- Your vein may collapse
- Clotting of the blood
- As a woman, a disruption in the menstrual cycle may occur
- Frequent shortness of breath
The psychological signs of heroin abuse include:
- Depression starts, coupled with anxiety
- You feel ashamed and guilty
- You get knocked down by severe low self-esteem
- You suffer from drastic swings in mood
- Hopelessness and despair
- You start making the wrong judgments
- Disorientation and confusion
- You can’t stop thinking of how to get another dose of heroin into your system
- You start feeling as though you no longer control your life, but the heroin does.
- It becomes increasingly difficult to find your focus at work or in school.
These signs are proof that you are dependent on the substance, and the next thing is to seek help.
You see, the long-term effects of heroin abuse result from the continuous use of the substance. Therefore, the earlier you deal with addiction to the substance, the better.
The Effects of Heroin Abuse: All You Need To Know
The effects of heroin abuse are both long-term and short-term. Here are some of the short-term effects you may suffer from, with the continued abuse of heroin.
- You experience dry mouth
- Your skin looks pale and flushed
- Your legs and arms begin to feel heavy, making it difficult to engage in the activities you would typically love to engage in.
- The continuous use of heroin can result in an upsetting of your stomach, coupled with intense vomiting.
- You feel itchy all over your body.
- Your brain gets fuzzy, and it becomes more difficult to think straight.
- You get drowsy very quickly.
On the other hand, the long-term effects of abusing heroin are:
- Collapsed veins
- You suffer from immense mental disorders, which may be augmented with infections of the heart and its valves.
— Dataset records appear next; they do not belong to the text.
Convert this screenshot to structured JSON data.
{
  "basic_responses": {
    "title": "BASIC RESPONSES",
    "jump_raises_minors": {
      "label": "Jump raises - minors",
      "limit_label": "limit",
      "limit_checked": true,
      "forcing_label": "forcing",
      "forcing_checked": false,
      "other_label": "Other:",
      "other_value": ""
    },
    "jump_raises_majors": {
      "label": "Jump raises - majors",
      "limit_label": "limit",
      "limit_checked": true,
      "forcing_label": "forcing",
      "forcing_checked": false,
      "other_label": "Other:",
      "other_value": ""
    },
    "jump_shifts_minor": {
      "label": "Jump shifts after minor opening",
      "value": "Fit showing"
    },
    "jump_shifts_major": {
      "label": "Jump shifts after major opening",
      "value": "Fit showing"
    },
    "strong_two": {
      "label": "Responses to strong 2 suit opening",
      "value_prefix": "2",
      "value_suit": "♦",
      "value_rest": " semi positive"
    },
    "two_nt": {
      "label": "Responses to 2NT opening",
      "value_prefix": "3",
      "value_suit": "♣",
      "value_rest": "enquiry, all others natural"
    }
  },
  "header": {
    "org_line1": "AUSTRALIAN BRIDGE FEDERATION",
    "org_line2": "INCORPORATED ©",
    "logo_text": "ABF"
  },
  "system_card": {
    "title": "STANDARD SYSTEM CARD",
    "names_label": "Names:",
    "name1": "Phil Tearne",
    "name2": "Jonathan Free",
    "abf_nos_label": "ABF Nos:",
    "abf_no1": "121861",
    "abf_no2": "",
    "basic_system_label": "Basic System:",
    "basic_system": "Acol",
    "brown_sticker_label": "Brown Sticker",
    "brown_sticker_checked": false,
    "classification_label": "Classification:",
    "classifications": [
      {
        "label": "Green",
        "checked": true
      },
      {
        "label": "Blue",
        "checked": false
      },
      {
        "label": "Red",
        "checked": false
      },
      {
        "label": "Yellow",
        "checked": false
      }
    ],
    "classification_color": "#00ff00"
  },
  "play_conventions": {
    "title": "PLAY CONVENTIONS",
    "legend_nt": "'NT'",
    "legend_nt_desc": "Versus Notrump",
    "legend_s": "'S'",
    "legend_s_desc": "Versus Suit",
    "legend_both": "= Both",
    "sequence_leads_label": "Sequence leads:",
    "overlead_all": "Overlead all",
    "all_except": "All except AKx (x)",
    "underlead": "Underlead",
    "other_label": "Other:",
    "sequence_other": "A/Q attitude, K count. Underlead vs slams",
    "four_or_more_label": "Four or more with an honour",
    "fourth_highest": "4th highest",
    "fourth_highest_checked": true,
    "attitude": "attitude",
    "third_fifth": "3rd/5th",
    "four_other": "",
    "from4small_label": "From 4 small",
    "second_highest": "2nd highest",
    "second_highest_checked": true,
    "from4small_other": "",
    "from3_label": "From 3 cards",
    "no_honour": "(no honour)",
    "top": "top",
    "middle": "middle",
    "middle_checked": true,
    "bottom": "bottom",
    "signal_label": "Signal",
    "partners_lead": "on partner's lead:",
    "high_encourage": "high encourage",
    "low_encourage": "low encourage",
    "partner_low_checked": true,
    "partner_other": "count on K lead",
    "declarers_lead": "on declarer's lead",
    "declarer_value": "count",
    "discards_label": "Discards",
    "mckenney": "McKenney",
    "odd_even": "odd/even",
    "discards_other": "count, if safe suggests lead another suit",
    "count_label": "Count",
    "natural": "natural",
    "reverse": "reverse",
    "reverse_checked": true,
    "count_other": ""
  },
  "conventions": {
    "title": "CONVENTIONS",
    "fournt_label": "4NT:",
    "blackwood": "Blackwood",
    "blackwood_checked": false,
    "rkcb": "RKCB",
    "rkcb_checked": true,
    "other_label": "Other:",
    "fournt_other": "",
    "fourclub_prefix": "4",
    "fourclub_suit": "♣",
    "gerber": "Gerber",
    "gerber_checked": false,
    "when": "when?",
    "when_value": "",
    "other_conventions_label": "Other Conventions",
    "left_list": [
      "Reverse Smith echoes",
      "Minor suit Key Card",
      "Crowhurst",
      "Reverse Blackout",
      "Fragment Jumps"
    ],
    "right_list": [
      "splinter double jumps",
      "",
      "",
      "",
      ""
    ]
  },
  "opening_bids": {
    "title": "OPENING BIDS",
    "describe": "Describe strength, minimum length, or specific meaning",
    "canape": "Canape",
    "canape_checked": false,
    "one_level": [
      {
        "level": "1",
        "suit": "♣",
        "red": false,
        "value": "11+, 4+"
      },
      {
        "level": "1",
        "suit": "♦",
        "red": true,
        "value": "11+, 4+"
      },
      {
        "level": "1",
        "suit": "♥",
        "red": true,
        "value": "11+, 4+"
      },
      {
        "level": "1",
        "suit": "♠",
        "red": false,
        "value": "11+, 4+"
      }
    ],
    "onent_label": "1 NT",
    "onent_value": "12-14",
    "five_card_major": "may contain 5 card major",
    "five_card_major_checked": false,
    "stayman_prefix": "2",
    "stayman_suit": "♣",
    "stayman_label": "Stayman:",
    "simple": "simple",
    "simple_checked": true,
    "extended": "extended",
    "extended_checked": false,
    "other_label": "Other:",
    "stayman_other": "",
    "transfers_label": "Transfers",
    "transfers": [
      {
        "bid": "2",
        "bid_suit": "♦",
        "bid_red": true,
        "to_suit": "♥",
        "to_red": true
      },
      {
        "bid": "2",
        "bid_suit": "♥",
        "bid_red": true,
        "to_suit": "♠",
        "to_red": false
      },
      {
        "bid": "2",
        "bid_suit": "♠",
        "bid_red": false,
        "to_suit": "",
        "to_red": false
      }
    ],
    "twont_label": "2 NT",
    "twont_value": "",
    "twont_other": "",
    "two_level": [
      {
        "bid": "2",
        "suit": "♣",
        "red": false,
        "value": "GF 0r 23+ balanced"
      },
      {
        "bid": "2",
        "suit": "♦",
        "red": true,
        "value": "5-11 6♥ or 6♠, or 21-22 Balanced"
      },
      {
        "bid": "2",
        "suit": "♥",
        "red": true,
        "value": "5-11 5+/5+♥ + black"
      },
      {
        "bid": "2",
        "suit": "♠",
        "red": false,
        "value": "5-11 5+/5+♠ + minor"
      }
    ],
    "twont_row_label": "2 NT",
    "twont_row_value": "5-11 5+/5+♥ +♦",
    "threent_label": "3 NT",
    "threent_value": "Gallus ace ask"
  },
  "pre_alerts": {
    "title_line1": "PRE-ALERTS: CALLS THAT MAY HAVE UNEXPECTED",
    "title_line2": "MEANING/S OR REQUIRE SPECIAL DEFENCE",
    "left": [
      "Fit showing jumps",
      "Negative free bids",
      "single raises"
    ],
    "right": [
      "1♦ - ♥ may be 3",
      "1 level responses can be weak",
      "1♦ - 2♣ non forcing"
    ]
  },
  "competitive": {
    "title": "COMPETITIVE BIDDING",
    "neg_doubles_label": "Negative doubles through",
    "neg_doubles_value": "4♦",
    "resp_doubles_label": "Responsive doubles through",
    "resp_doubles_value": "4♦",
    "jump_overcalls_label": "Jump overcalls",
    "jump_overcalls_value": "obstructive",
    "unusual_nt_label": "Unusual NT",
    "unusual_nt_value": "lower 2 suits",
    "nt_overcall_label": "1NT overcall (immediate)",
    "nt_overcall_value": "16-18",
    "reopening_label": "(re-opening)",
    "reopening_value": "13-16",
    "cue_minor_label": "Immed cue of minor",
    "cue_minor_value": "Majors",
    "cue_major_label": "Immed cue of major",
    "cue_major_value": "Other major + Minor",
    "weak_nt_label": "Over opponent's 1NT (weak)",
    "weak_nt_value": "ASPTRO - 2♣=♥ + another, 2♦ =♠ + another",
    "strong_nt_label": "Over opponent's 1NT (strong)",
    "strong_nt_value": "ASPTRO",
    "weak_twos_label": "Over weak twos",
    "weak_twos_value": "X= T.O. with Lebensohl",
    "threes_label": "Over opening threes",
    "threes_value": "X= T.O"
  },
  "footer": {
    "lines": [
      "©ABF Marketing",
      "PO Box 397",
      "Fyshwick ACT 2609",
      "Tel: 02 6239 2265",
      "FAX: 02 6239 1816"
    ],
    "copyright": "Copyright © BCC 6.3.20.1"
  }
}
You also start to exhibit several liver and kidney diseases.
- If you share needles with someone, you are prone to contracting HIV/AIDS. You also stand the risk of contracting hepatitis B or C.
- In most cases, lung diseases result from heroin abuse — for instance, pneumonia and tuberculosis.
As stated earlier in this article, addiction to heroin can be very intense, and in most cases, will result in one or more accompanying health disorders.
Furthermore, the continuous use of the substance, just like any other, results in the body developing tolerance. Once you get to this stage, it becomes doubly harder to turn back, even when the negative health effects are crystal clear.
It would almost feel like your body needs it to function correctly. In cases like this, the best solution is to undergo heroin withdrawal with the help of addiction treatment experts. Below are some of the physical manifestations you can expect during heroin withdrawal:
- Jitters and chills
- Vomiting and diarrhea
- You feel pain in your bones and muscles.
- You find it very difficult to sleep, as you haven’t taken heroin.
- Cold flashes.
- Uncontrolled leg movement.
How to Beat Heroin Addiction
It is nearly impossible to overcome heroin abuse all by yourself. Instead, you need a support system. When you reach out to a professional, your problems, symptoms, and conditions will be noted. As a result, they can develop a personalized treatment plan for you.
The most common approach to treating heroin abuse is therapy, and in most cases combining this with medication. Through medication, the craving for heroin can be reduced. The drugs operate similarly to heroin, in that they have a long-lasting dopamine production than heroin. This nullifies the effect of heroin on your brain and reduces the pleasure you derive from taking it.
With therapy, the things you do, think of, as well as behaviours that support addiction will be modified and controlled. This way, you cope better with the stress and other triggers that lead to heroin abuse. This is known as Cognitive Behavioral Therapy.
Depending on your unique condition, there is also contingency management therapy that offers rewards for staying free from the drug.
From the above, it is easy to see that the long-term effects of heroin abuse can take a serious physical toll on the body. As a result, it is best to seek expert heroin addiction treatment as soon as possible.
Related article: Drug Abuse and Addictions: Warning Signs To Look Out For